There was also an underlying sense that perhaps with climate change leading to ocean warming and acidification, there is no way to prevent the loss of southern salmon spawning areas. Which to my mind made the groaning buffet tables laden day after day with salmon, halibut, shrimp, pork, bison, chicken etc. seem an indictment of the principles of having such a conference in the first place. Of course I ate everything, so I'm as guilty as anyone, but it never ceases to amaze me at how difficult it is for us humans to make our actions even approximate our pious thoughts. When it comes to human gatherings, feasting is so ingrained in all cultures that I doubt we'll ever get away from such behaviour.

At one point I was dreaming about future historians studying the progression of conferences and seeing that at the first one participants ate crab and lobster, at the second salmon and shrimp, at the third tofu and beans... and finally they were chewing on switchgrass because that was all that was left :-). Oh, rats, I've trapped myself in an illogical story -- by that point there would be, er, no point, in holding another salmon conference. I digress...
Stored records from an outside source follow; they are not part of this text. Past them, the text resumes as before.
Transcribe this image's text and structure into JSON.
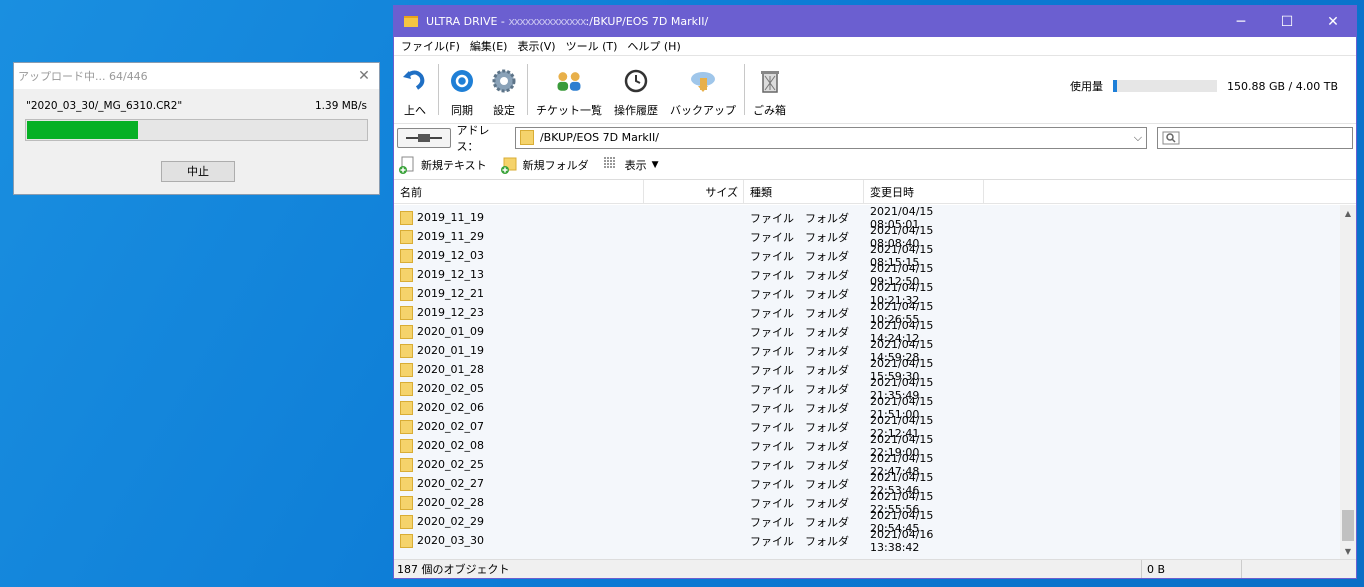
{
  "colors": {
    "titlebar": "#6b5fd0",
    "progress": "#06b025",
    "folder": "#f5d36b",
    "usage_fill": "#1e7fd8"
  },
  "upload": {
    "title": "アップロード中... 64/446",
    "filename": "\"2020_03_30/_MG_6310.CR2\"",
    "speed": "1.39 MB/s",
    "progress_fraction": 0.33,
    "stop_label": "中止"
  },
  "window": {
    "title_prefix": "ULTRA DRIVE - ",
    "title_obscured": "xxxxxxxxxxxxxx",
    "title_suffix": ":/BKUP/EOS 7D MarkII/"
  },
  "menu": [
    "ファイル(F)",
    "編集(E)",
    "表示(V)",
    "ツール (T)",
    "ヘルプ (H)"
  ],
  "toolbar": {
    "up": "上へ",
    "sync": "同期",
    "settings": "設定",
    "tickets": "チケット一覧",
    "history": "操作履歴",
    "backup": "バックアップ",
    "trash": "ごみ箱"
  },
  "usage": {
    "label": "使用量",
    "value": "150.88 GB / 4.00 TB",
    "fraction": 0.037
  },
  "address": {
    "label": "アドレス：",
    "value": "/BKUP/EOS 7D MarkII/",
    "search_placeholder": ""
  },
  "commands": {
    "new_text": "新規テキスト",
    "new_folder": "新規フォルダ",
    "view": "表示"
  },
  "columns": {
    "name": "名前",
    "size": "サイズ",
    "type": "種類",
    "modified": "変更日時"
  },
  "files": [
    {
      "name": "2019_11_19",
      "type": "ファイル　フォルダ",
      "date": "2021/04/15 08:05:01"
    },
    {
      "name": "2019_11_29",
      "type": "ファイル　フォルダ",
      "date": "2021/04/15 08:08:40"
    },
    {
      "name": "2019_12_03",
      "type": "ファイル　フォルダ",
      "date": "2021/04/15 08:15:15"
    },
    {
      "name": "2019_12_13",
      "type": "ファイル　フォルダ",
      "date": "2021/04/15 09:12:50"
    },
    {
      "name": "2019_12_21",
      "type": "ファイル　フォルダ",
      "date": "2021/04/15 10:21:32"
    },
    {
      "name": "2019_12_23",
      "type": "ファイル　フォルダ",
      "date": "2021/04/15 10:26:55"
    },
    {
      "name": "2020_01_09",
      "type": "ファイル　フォルダ",
      "date": "2021/04/15 14:24:12"
    },
    {
      "name": "2020_01_19",
      "type": "ファイル　フォルダ",
      "date": "2021/04/15 14:59:28"
    },
    {
      "name": "2020_01_28",
      "type": "ファイル　フォルダ",
      "date": "2021/04/15 15:59:30"
    },
    {
      "name": "2020_02_05",
      "type": "ファイル　フォルダ",
      "date": "2021/04/15 21:35:49"
    },
    {
      "name": "2020_02_06",
      "type": "ファイル　フォルダ",
      "date": "2021/04/15 21:51:00"
    },
    {
      "name": "2020_02_07",
      "type": "ファイル　フォルダ",
      "date": "2021/04/15 22:12:41"
    },
    {
      "name": "2020_02_08",
      "type": "ファイル　フォルダ",
      "date": "2021/04/15 22:19:00"
    },
    {
      "name": "2020_02_25",
      "type": "ファイル　フォルダ",
      "date": "2021/04/15 22:47:48"
    },
    {
      "name": "2020_02_27",
      "type": "ファイル　フォルダ",
      "date": "2021/04/15 22:53:46"
    },
    {
      "name": "2020_02_28",
      "type": "ファイル　フォルダ",
      "date": "2021/04/15 22:55:56"
    },
    {
      "name": "2020_02_29",
      "type": "ファイル　フォルダ",
      "date": "2021/04/15 20:54:45"
    },
    {
      "name": "2020_03_30",
      "type": "ファイル　フォルダ",
      "date": "2021/04/16 13:38:42"
    }
  ],
  "status": {
    "count": "187 個のオブジェクト",
    "size": "0 B"
  }
}
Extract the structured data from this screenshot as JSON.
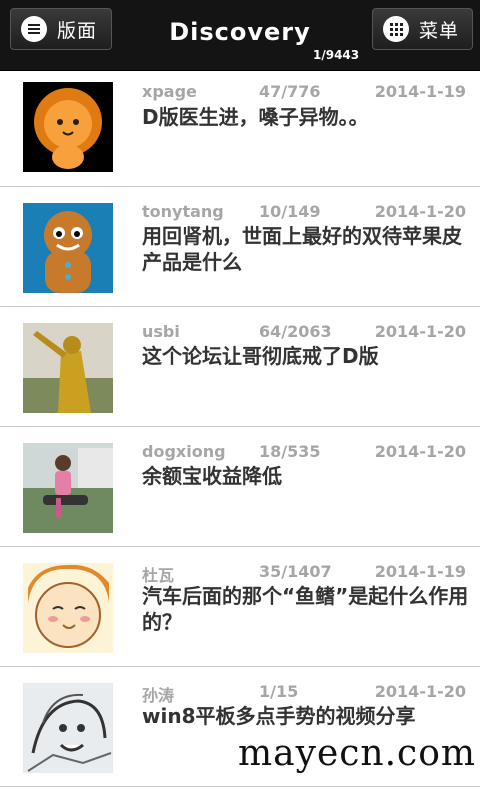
{
  "header": {
    "left_button": {
      "label": "版面",
      "icon": "menu-lines-icon"
    },
    "title": "Discovery",
    "pager": "1/9443",
    "right_button": {
      "label": "菜单",
      "icon": "grid-dots-icon"
    }
  },
  "threads": [
    {
      "author": "xpage",
      "count": "47/776",
      "date": "2014-1-19",
      "subject": "D版医生进，嗓子异物。。",
      "avatar": "orange-lion-cartoon"
    },
    {
      "author": "tonytang",
      "count": "10/149",
      "date": "2014-1-20",
      "subject": "用回肾机，世面上最好的双待苹果皮产品是什么",
      "avatar": "gingerbread-man"
    },
    {
      "author": "usbi",
      "count": "64/2063",
      "date": "2014-1-20",
      "subject": "这个论坛让哥彻底戒了D版",
      "avatar": "golden-statue"
    },
    {
      "author": "dogxiong",
      "count": "18/535",
      "date": "2014-1-20",
      "subject": "余额宝收益降低",
      "avatar": "child-photo"
    },
    {
      "author": "杜瓦",
      "count": "35/1407",
      "date": "2014-1-19",
      "subject": "汽车后面的那个“鱼鳍”是起什么作用的？",
      "avatar": "smiling-girl-cartoon"
    },
    {
      "author": "孙涛",
      "count": "1/15",
      "date": "2014-1-20",
      "subject": "win8平板多点手势的视频分享",
      "avatar": "manga-sketch"
    }
  ],
  "watermark": "mayecn.com"
}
Something that was strangely absent from any discussion was pollution. I think it came up once in passing in a comment from the audience, and perhaps was glossed over by one of the speakers. Yet pollution is one of the biggest issues when it comes to habitat preservation, and is a direct and deadly killer of urban streams. And what's it doing to ocean survivability? We humans have been flushing all sorts of chemicals down our rivers and into the ocean for centuries -- surely that must have some impact on the "mystery" of declining biodiversity. Yet it was never addressed.

It was refreshing to hear from First Nations representatives who spoke from the heart, and who gave a breath of life to the proceedings. You can throw up all the PowerPoint slides full of as many charts and plots, and dense statistical calculations, as you like, but to hear the simple words "We have no fish anymore," provides much greater clarity and grounding.

Well, I have to get back to work, and perhaps I'll find time for more analysis and synthesis later.

I'm glad I attended.

Now, how about some ACTION!

Posted by Paul at February 6, 2009 12:02 PM